Every line of the records that contains the string "Select" counts once; give the total and nothing else.
====== Data to examine ======
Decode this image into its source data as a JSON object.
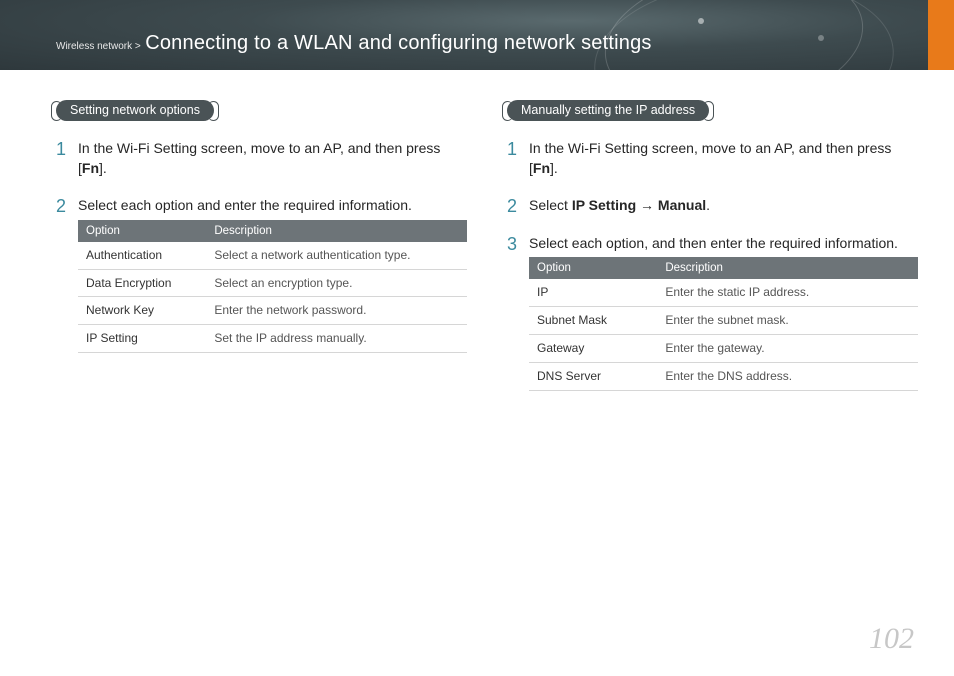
{
  "breadcrumb": {
    "section": "Wireless network >",
    "title": "Connecting to a WLAN and configuring network settings"
  },
  "left": {
    "heading": "Setting network options",
    "steps": {
      "s1_pre": "In the Wi-Fi Setting screen, move to an AP, and then press [",
      "s1_key": "Fn",
      "s1_post": "].",
      "s2": "Select each option and enter the required information."
    },
    "table": {
      "h1": "Option",
      "h2": "Description",
      "rows": [
        {
          "opt": "Authentication",
          "desc": "Select a network authentication type."
        },
        {
          "opt": "Data Encryption",
          "desc": "Select an encryption type."
        },
        {
          "opt": "Network Key",
          "desc": "Enter the network password."
        },
        {
          "opt": "IP Setting",
          "desc": "Set the IP address manually."
        }
      ]
    }
  },
  "right": {
    "heading": "Manually setting the IP address",
    "steps": {
      "s1_pre": "In the Wi-Fi Setting screen, move to an AP, and then press [",
      "s1_key": "Fn",
      "s1_post": "].",
      "s2_pre": "Select ",
      "s2_b1": "IP Setting",
      "s2_arrow": " → ",
      "s2_b2": "Manual",
      "s2_post": ".",
      "s3": "Select each option, and then enter the required information."
    },
    "table": {
      "h1": "Option",
      "h2": "Description",
      "rows": [
        {
          "opt": "IP",
          "desc": "Enter the static IP address."
        },
        {
          "opt": "Subnet Mask",
          "desc": "Enter the subnet mask."
        },
        {
          "opt": "Gateway",
          "desc": "Enter the gateway."
        },
        {
          "opt": "DNS Server",
          "desc": "Enter the DNS address."
        }
      ]
    }
  },
  "page_number": "102"
}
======
Exercise output
5